The Guro heddle-pulley's indigenous name is kono. This head, surmounted by an open bowl, represents an unmarried woman according to the hairstyle, bringing food to the weaver who is always a man (although women do the spinning). The bowl has two holes either side to hang the pulley from. An extension on the back of the head provides another hanging point to fit the pulley to the loom. The heddles of a loom are moved up and down by the weaver's feet and the strings to which they are attached have to run over a small wheel in the pulley, to separate alternate warps in a horizontal loom.

Height=25cm ... ..... photo E.Fischer "GURO", 2008.

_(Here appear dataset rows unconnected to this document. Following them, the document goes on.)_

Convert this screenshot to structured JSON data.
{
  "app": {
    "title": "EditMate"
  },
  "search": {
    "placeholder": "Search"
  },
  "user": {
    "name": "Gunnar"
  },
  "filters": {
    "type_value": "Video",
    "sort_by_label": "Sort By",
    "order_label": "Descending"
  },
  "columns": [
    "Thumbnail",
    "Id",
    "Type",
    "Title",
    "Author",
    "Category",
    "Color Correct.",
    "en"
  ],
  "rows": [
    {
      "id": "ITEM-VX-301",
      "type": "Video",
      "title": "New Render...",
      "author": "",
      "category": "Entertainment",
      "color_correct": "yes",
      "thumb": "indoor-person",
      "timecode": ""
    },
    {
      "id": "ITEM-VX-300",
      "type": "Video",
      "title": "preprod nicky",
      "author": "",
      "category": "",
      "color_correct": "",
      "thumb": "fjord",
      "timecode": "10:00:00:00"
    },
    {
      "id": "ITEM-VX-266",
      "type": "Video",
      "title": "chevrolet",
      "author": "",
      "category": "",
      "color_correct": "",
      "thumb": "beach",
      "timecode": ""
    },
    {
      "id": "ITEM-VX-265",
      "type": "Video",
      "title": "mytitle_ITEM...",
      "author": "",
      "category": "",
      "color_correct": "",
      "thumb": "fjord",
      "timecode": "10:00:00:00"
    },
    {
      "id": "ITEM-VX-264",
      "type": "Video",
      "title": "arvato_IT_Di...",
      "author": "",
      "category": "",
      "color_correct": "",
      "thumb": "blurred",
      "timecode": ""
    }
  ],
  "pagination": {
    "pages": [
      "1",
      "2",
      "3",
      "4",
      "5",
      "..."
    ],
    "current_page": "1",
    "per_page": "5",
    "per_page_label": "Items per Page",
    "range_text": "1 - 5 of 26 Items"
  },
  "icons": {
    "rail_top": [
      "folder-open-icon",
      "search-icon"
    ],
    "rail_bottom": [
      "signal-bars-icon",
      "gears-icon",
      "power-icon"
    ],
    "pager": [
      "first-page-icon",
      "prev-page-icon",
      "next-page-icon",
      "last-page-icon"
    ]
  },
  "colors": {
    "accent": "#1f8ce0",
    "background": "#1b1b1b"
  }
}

The Guro produced very few figurines, but very characteristic and magnificent masks. This highly developed skill spilled over into the decoration of heddle pulleys, of which many were made and needed. Particular characteristics of the faces carved onto the pulleys are the small mouth, a narrow/long nose as well as face, thin neck, half-closed eyes and curved coiffure. Rough leaves were used to polish the carving, which was then stained in a bath of boiled bark or leaves and rubbed with palm oil to give the wood a warm dark finish.

This heddle pulley was discovered in a dealer's collection in Cape Town in 1981. The Lippel Gallery in Montreal, Canada owns an almost identical example. It would not appear to be unreasonable to suggest that both pulleys come from the same workshop and even from the same hand.